The groups were outside the government system until reforms in the late 1980s and early 1990s legalized their existence and gave them the ability to detain and try criminals.[1] They are sometimes used by the government to perform specific law enforcement tasks. In 2001, the Sungusungu were used to escort 3,000 Ugandans who had been living in Tanzania to the border.[5]

In recent years, they have been accused of a number of human rights abuses. The group was blamed by Maasai herders in Kilosa District for fueling violence between the Maasai and farmers in the region in 2000. The violence was reported to have caused at least 30 deaths.[6] They have been accused of murdering criminals without a legal trial and individuals accused of witchcraft.[7]


In Kenya, the Sungusungu are one of a number of protection or vigilante organizations that developed in the 1990s and was banned by the government in 2007. Similarly to the Tanzanian groups, Sungusungu formed in the late 1990s to protect communities from cattle theft.[8] In the early 2000s, they were accused of a range of criminal violence. In 2006, they were accused of intimidating and murdering witnesses in the case of the illegal detention and torture of journalist Peter Makori.[8]

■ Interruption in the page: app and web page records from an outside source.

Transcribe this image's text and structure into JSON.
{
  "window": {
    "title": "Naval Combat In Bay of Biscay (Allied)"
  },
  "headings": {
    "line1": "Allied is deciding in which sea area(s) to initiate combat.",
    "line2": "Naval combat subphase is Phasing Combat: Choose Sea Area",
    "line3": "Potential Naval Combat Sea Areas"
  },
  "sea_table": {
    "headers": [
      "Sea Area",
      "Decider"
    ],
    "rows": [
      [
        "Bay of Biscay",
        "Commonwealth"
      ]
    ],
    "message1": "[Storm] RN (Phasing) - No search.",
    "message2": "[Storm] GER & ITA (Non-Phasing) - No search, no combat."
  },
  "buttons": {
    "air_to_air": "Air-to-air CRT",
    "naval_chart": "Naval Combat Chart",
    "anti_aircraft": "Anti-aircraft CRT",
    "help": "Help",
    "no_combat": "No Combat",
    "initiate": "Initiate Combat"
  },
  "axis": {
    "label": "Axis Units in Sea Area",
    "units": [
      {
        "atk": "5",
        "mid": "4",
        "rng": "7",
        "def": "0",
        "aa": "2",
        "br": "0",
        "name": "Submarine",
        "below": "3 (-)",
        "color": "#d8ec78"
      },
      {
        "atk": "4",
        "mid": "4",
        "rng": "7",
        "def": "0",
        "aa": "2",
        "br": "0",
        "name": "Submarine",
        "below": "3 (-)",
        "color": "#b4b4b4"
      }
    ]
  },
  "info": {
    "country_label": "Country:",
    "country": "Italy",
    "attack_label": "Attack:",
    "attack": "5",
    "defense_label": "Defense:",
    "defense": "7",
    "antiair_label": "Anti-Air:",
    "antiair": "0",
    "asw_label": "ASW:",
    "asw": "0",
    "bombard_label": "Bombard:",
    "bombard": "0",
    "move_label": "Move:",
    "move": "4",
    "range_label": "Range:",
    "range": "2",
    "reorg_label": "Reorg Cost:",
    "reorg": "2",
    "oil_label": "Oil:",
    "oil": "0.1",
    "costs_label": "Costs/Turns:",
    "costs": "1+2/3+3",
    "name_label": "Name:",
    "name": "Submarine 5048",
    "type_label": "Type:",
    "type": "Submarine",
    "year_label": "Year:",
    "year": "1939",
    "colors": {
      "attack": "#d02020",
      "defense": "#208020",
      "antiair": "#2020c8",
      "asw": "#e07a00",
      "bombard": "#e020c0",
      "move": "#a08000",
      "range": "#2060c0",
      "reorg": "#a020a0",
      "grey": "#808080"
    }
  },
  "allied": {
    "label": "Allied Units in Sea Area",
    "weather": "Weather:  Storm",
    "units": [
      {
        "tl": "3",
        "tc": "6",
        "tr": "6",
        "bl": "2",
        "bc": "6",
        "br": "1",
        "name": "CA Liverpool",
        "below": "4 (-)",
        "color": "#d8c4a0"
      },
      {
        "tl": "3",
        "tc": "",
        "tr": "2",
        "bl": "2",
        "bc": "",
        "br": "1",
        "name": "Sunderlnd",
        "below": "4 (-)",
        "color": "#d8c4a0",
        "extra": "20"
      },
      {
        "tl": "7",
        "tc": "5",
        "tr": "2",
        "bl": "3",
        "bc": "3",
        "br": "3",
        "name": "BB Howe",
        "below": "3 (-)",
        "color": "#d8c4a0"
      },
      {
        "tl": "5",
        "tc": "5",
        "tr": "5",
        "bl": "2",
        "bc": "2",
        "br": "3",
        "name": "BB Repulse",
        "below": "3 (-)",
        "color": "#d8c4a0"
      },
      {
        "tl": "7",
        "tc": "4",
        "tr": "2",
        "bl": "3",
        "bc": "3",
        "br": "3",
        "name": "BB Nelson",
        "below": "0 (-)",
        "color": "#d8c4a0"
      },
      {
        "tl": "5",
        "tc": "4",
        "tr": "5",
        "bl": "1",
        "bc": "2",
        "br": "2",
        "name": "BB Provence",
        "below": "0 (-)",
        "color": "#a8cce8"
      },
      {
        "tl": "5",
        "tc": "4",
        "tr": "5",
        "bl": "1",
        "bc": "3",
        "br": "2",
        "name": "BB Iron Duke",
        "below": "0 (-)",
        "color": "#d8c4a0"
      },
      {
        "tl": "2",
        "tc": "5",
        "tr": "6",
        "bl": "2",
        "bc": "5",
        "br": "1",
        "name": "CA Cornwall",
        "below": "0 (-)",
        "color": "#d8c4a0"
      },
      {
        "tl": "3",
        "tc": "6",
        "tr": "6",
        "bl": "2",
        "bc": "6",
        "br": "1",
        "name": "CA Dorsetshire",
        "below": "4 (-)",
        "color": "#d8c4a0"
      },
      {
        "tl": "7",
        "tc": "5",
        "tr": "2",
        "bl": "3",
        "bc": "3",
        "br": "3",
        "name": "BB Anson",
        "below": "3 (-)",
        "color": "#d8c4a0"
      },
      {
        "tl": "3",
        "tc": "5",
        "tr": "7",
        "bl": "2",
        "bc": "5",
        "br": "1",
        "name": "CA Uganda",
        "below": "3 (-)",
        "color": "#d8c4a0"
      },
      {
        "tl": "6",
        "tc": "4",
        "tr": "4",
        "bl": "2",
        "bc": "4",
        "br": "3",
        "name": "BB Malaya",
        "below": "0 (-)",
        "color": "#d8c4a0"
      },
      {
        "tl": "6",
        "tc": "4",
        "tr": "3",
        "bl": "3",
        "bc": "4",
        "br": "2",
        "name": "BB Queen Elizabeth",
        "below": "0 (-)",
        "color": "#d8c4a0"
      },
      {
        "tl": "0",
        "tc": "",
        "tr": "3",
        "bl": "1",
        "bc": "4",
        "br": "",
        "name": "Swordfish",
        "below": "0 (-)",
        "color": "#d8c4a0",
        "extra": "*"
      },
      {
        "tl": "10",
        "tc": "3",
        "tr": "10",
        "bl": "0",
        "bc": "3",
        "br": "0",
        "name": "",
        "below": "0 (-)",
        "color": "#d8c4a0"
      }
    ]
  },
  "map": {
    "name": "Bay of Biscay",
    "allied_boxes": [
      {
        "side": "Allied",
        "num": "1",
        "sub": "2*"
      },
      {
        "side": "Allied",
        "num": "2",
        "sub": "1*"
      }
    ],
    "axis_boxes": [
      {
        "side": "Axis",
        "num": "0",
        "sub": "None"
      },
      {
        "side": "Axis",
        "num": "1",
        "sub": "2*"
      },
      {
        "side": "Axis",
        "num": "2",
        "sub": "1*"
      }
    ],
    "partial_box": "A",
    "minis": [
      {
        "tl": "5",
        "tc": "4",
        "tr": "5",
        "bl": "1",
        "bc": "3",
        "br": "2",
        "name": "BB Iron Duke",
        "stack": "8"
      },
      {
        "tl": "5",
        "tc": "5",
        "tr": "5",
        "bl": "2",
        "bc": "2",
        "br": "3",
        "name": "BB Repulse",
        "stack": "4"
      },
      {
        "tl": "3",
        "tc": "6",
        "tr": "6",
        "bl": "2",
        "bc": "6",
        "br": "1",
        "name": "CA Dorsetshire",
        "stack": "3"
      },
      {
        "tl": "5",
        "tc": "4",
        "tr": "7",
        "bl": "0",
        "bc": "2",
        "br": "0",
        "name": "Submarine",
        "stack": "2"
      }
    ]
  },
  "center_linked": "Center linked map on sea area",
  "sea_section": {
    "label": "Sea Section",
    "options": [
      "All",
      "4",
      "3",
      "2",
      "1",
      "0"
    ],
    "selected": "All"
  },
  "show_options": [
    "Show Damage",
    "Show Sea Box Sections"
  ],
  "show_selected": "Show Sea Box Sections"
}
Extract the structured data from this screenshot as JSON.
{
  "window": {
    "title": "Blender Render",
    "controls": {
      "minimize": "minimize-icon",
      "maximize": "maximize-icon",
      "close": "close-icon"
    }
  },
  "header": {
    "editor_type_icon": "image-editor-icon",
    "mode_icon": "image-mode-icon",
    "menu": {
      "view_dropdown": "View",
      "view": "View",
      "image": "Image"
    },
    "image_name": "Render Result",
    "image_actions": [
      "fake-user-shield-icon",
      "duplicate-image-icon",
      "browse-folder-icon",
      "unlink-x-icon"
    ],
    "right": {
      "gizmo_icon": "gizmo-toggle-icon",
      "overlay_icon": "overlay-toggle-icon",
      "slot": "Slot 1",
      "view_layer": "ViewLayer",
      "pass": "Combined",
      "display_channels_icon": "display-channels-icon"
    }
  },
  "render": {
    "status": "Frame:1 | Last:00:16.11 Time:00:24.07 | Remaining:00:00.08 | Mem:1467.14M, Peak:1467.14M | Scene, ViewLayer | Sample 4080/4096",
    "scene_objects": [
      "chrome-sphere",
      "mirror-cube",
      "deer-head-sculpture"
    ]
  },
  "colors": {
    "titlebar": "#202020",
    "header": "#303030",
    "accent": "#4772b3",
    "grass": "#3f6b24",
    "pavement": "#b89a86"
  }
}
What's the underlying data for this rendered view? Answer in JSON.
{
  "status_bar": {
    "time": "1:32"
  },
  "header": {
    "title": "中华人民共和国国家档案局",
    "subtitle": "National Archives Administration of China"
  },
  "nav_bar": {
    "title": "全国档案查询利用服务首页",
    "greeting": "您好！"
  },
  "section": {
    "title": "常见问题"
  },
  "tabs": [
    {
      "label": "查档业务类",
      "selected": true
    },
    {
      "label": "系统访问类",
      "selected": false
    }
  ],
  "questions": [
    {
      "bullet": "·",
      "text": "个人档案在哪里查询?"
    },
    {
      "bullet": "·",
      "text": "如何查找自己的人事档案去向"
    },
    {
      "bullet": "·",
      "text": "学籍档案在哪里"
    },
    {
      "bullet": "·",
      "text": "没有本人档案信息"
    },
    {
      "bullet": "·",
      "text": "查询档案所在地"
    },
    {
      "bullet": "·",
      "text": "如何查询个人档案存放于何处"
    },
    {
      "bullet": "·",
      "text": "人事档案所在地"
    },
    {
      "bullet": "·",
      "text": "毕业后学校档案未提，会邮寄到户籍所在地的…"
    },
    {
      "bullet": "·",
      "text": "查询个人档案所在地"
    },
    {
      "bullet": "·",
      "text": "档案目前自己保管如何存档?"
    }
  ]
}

The Sungusungu were banned with 17 other "vigilante groups" on 1 March 2007.[9][10] Since that point, the groups has been accused a number of times with restarting violent activity. In 2010, they were accused of a series of killings in the Nyamira District.[11] In 2016, top police officials in the country have reiterated their efforts to prevent the Sungusungu from reestablishing themselves.[12]


  1. ^ a b Dikgare, Mathunya (15 May 2011). "Vigilant Policing or Vigilante Policing?". City Press. 
  2. ^ a b ""Treat Us Like Human Beings": Discrimination against Sex Workers, Sexual and Gender Minorities, and People who use Drugs in Tanzania" (PDF). Human Rights Watch. Human Rights Watch. 2013. Retrieved 19 November 2016. 
  3. ^ Paciotti, Brian; Hadley, Craig; Holmes, Christopher; Mulder, Monique Borgerhoff (2005). "Grass-Roots Justice in Tanzania: Cultural Evolution and Game Theory Help to Explain how a History of Cooperation Influences the Success of Social Organizations". American Scientist. 93 (1): 58–65. 
  4. ^ a b c Abrahams, Ray (1987). "Sunusungu: Village Vigilante Groups in Tanzania". African Affairs. 86 (343): 179–196. 
  5. ^ "Tanzania "Expels over 3000" Ugandans". BBC Monitoring International Reports. 14 November 2001. 
  6. ^ "Tanzania: Maasai pastoralists blame traditional guards for fuelling clashes". BBC. 19 December 2016. 
  7. ^ "Call to Lock Out Police from Business". 7 February 2012. 
  8. ^ a b "Kenya Puts Journalist's Abuse Inquiry on Hold--Slaying of Two Men Scheduled to Testify Sets Back Rights Reform Bid". Pittsburgh Post-Gazette. 28 June 2006. 
  9. ^ "Kenya: Police Outlaw 18 Sects and Vigilante Groups blamed for Recent Mayhem". KTN TV. BBC Monitoring International Reports. 8 March 2007. 
  10. ^ "Kenyan Police Commissioner Bans Vigilante Groups over Insecurity". East African Standard. BBC. 3 March 2007. 
  11. ^ "Man Commits Suicide After Killing Daughter". 21 September 2010. 
  12. ^ "Kenyan police boss warns of re-emergence of outlawed groups". BBC Monitoring International Reports. Daily Nation. 26 February 2016.